Intel’s Ice Lake Processor Shows Up On Server Market

The Ice Lake series of processors is set to be Intel’s second family of processors to feature the 10nm process node. Today, we’ve seen three new Geekbench 4 submissions that support the rumor that we may see them land on the desktop market.

Ice Lake initially debuted on the mobile platform at first and can commonly be found in laptops. It’s exciting that Intel is finally shifting their Ice Lake attention towards desktop though, even if it looks to be just the server market for now.

What Do the Benchmarks Show?

These three benchmarks were spotted by Twitter user TUM_APISAK and give us some idea of what we could expect with these new Ice Lake Xeon processors. The unit in question is codenamed the Intel $0000 and is a 24 core, 28 thread CPU with a 2.19 GHz base clock speed and a 2.89 GHz boost clock speed.

These new processors are also rumored to have native support for PCIe 4.0 and DDR4-3200 RAM modules. They will also come with 1.25 MB of L2 cache per core and a total of 36 MB of L3 cache.

There were three benchmarks conducted by the anonymous user and the scores all seem to be pretty consistent. With early benchmarks such as this, we’re no doubt looking at an engineering sample though which is subject to change.

How Does This Compare to Other Processors?

Now that we have some idea of how this processor performs, we can start to look at other processors that it might compete against. The codenamed $0000 processor scored 4,100 points in the single-core test and 41,972 in the multi-core category.

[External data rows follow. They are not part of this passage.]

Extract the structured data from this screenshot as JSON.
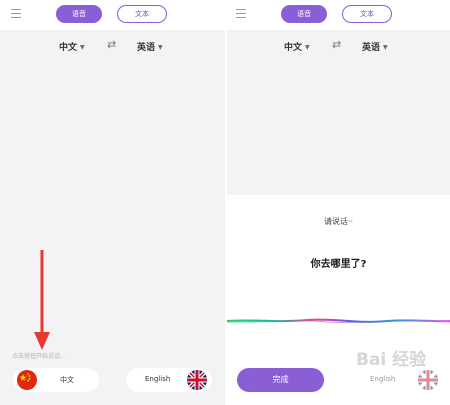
{
  "left": {
    "tabs": {
      "voice": "语音",
      "text": "文本"
    },
    "languages": {
      "source": "中文",
      "target": "英语"
    },
    "hint": "点击按钮开始说话...",
    "source_pill_label": "中文",
    "target_pill_label": "English"
  },
  "right": {
    "tabs": {
      "voice": "语音",
      "text": "文本"
    },
    "languages": {
      "source": "中文",
      "target": "英语"
    },
    "listening_prompt": "请说话··",
    "recognized_text": "你去哪里了?",
    "done_button": "完成",
    "target_pill_label": "English"
  },
  "watermark": "Bai 经验",
  "colors": {
    "accent": "#8a5fd6",
    "arrow": "#e53935"
  }
}
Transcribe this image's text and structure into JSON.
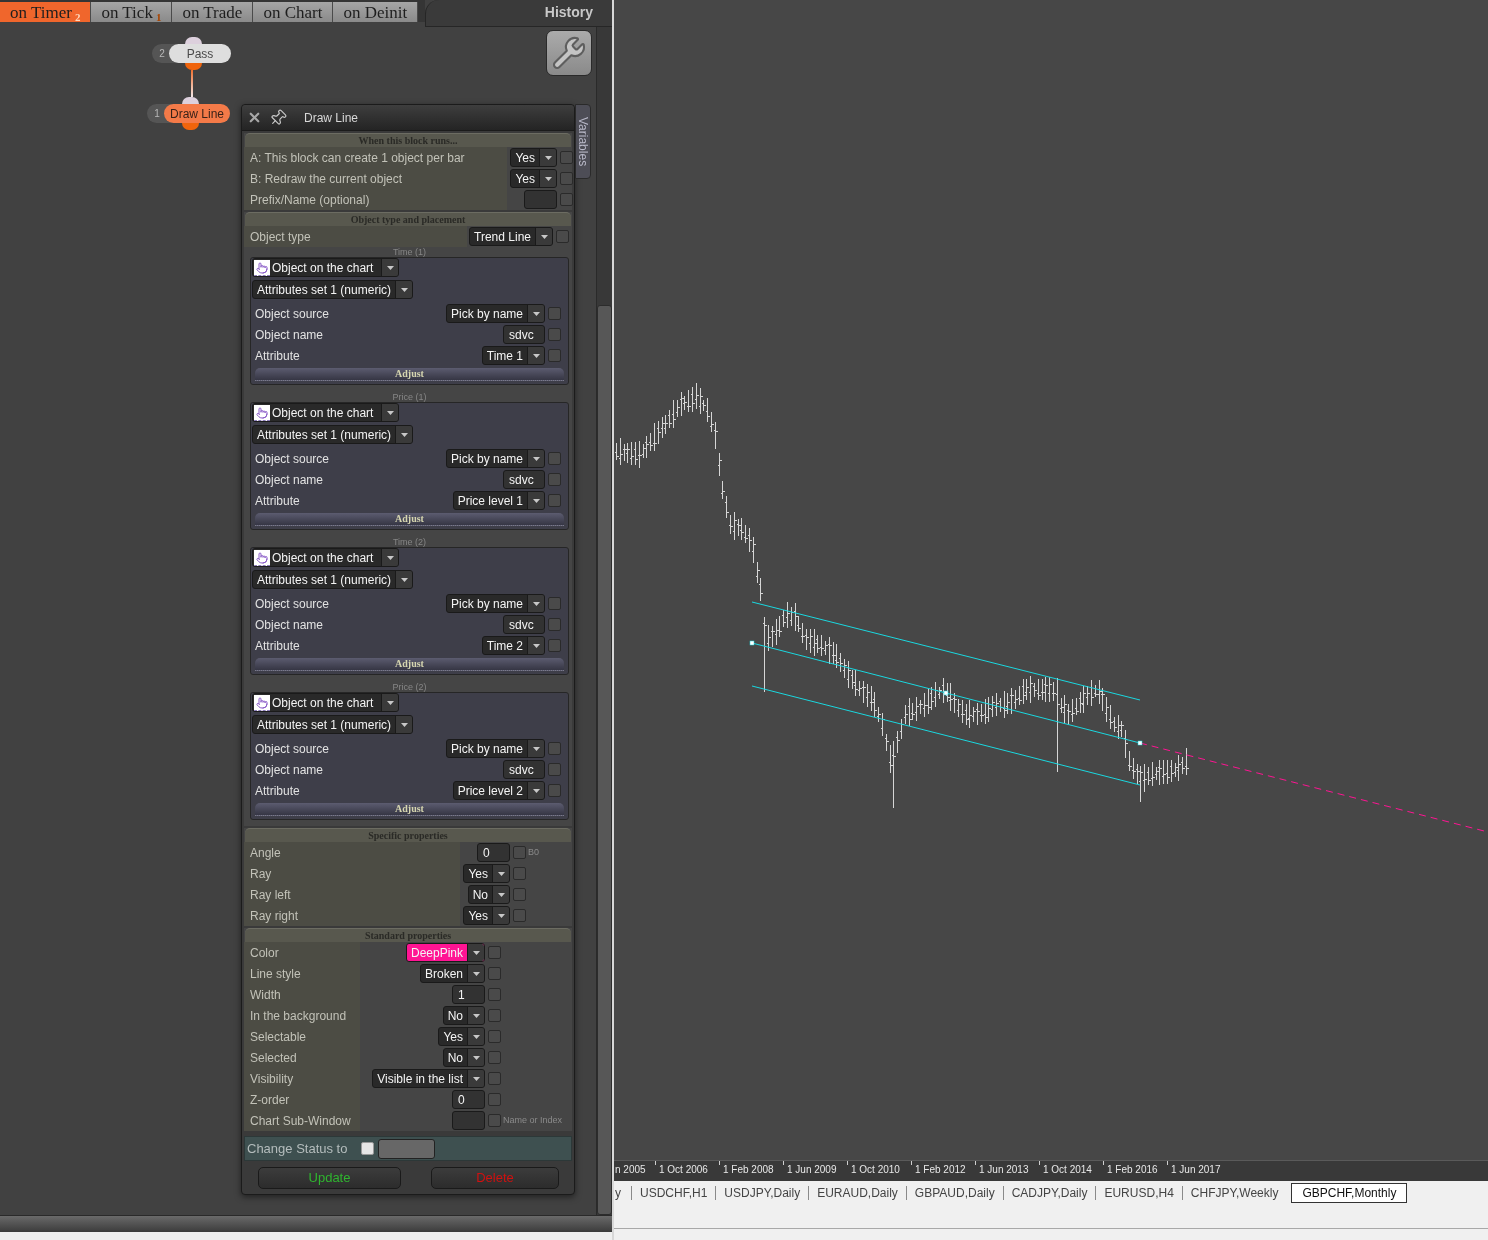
{
  "event_tabs": [
    {
      "label": "on Timer",
      "count": "2",
      "selected": true
    },
    {
      "label": "on Tick",
      "count": "1",
      "selected": false
    },
    {
      "label": "on Trade",
      "selected": false
    },
    {
      "label": "on Chart",
      "selected": false
    },
    {
      "label": "on Deinit",
      "selected": false
    }
  ],
  "history": {
    "title": "History"
  },
  "flow_nodes": [
    {
      "number": "2",
      "label": "Pass",
      "selected": false
    },
    {
      "number": "1",
      "label": "Draw Line",
      "selected": true
    }
  ],
  "block_panel": {
    "title": "Draw Line",
    "side_tab": "Variables",
    "sections": [
      {
        "title": "When this block runs...",
        "rows": [
          {
            "kind": "dropdown",
            "label": "A: This block can create 1 object per bar",
            "value": "Yes",
            "checked": false
          },
          {
            "kind": "dropdown",
            "label": "B: Redraw the current object",
            "value": "Yes",
            "checked": false
          },
          {
            "kind": "input",
            "label": "Prefix/Name (optional)",
            "checked": false
          }
        ]
      },
      {
        "title": "Object type and placement",
        "rows": [
          {
            "kind": "dropdown",
            "label": "Object type",
            "value": "Trend Line",
            "checked": false
          }
        ],
        "groups": [
          {
            "caption": "Time (1)",
            "source": "Object on the chart",
            "set": "Attributes set 1 (numeric)",
            "rows": [
              {
                "kind": "dropdown",
                "label": "Object source",
                "value": "Pick by name",
                "checked": false
              },
              {
                "kind": "input",
                "label": "Object name",
                "value": "sdvc",
                "checked": false
              },
              {
                "kind": "dropdown",
                "label": "Attribute",
                "value": "Time 1",
                "checked": false
              }
            ],
            "action": "Adjust"
          },
          {
            "caption": "Price (1)",
            "source": "Object on the chart",
            "set": "Attributes set 1 (numeric)",
            "rows": [
              {
                "kind": "dropdown",
                "label": "Object source",
                "value": "Pick by name",
                "checked": false
              },
              {
                "kind": "input",
                "label": "Object name",
                "value": "sdvc",
                "checked": false
              },
              {
                "kind": "dropdown",
                "label": "Attribute",
                "value": "Price level 1",
                "checked": false
              }
            ],
            "action": "Adjust"
          },
          {
            "caption": "Time (2)",
            "source": "Object on the chart",
            "set": "Attributes set 1 (numeric)",
            "rows": [
              {
                "kind": "dropdown",
                "label": "Object source",
                "value": "Pick by name",
                "checked": false
              },
              {
                "kind": "input",
                "label": "Object name",
                "value": "sdvc",
                "checked": false
              },
              {
                "kind": "dropdown",
                "label": "Attribute",
                "value": "Time 2",
                "checked": false
              }
            ],
            "action": "Adjust"
          },
          {
            "caption": "Price (2)",
            "source": "Object on the chart",
            "set": "Attributes set 1 (numeric)",
            "rows": [
              {
                "kind": "dropdown",
                "label": "Object source",
                "value": "Pick by name",
                "checked": false
              },
              {
                "kind": "input",
                "label": "Object name",
                "value": "sdvc",
                "checked": false
              },
              {
                "kind": "dropdown",
                "label": "Attribute",
                "value": "Price level 2",
                "checked": false
              }
            ],
            "action": "Adjust"
          }
        ]
      },
      {
        "title": "Specific properties",
        "rows": [
          {
            "kind": "input",
            "label": "Angle",
            "value": "0",
            "checked": false,
            "hint": "B0"
          },
          {
            "kind": "dropdown",
            "label": "Ray",
            "value": "Yes",
            "checked": false
          },
          {
            "kind": "dropdown",
            "label": "Ray left",
            "value": "No",
            "checked": false
          },
          {
            "kind": "dropdown",
            "label": "Ray right",
            "value": "Yes",
            "checked": false
          }
        ]
      },
      {
        "title": "Standard properties",
        "rows": [
          {
            "kind": "dropdown",
            "label": "Color",
            "value": "DeepPink",
            "color": "#ff1493",
            "checked": false
          },
          {
            "kind": "dropdown",
            "label": "Line style",
            "value": "Broken",
            "checked": false
          },
          {
            "kind": "input",
            "label": "Width",
            "value": "1",
            "checked": false
          },
          {
            "kind": "dropdown",
            "label": "In the background",
            "value": "No",
            "checked": false
          },
          {
            "kind": "dropdown",
            "label": "Selectable",
            "value": "Yes",
            "checked": false
          },
          {
            "kind": "dropdown",
            "label": "Selected",
            "value": "No",
            "checked": false
          },
          {
            "kind": "dropdown",
            "label": "Visibility",
            "value": "Visible in the list",
            "checked": false
          },
          {
            "kind": "input",
            "label": "Z-order",
            "value": "0",
            "checked": false
          },
          {
            "kind": "input",
            "label": "Chart Sub-Window",
            "checked": false,
            "hint": "Name or Index"
          }
        ]
      }
    ],
    "status": {
      "label": "Change Status to",
      "checked": false
    },
    "buttons": [
      {
        "kind": "update",
        "label": "Update"
      },
      {
        "kind": "delete",
        "label": "Delete"
      }
    ]
  },
  "chart": {
    "time_axis": [
      "n 2005",
      "1 Oct 2006",
      "1 Feb 2008",
      "1 Jun 2009",
      "1 Oct 2010",
      "1 Feb 2012",
      "1 Jun 2013",
      "1 Oct 2014",
      "1 Feb 2016",
      "1 Jun 2017"
    ],
    "symbol_tabs": [
      {
        "label": "y",
        "selected": false
      },
      {
        "label": "USDCHF,H1",
        "selected": false
      },
      {
        "label": "USDJPY,Daily",
        "selected": false
      },
      {
        "label": "EURAUD,Daily",
        "selected": false
      },
      {
        "label": "GBPAUD,Daily",
        "selected": false
      },
      {
        "label": "CADJPY,Daily",
        "selected": false
      },
      {
        "label": "EURUSD,H4",
        "selected": false
      },
      {
        "label": "CHFJPY,Weekly",
        "selected": false
      },
      {
        "label": "GBPCHF,Monthly",
        "selected": true
      }
    ]
  }
}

Currently, a Xeon Gold 621U cores around 4,772 points in a single-core test and 38,420 points in the multi-core test, this puts it around 16.4% faster than the Ice Lake chip in single-threaded tasks. However, it does score slightly lower in the multi-core tests which puts it at a 9.2% disadvantage.

If we look at AMD’s Epyc processors which have a similar 24 core, 48 threaded design, the Epyc 7402P receives single-core scores of 4,498 and multi-core scores of 42,155. This results in the chip outperforming the Ice Lake part by 9.7% in single-core processes but does about the same in multi-core processes.

We could be set to see these new Intel chips sometime this year, but for now, we’ll keep you up to date on any news concerning the Ice Lake desktop processors when we hear it.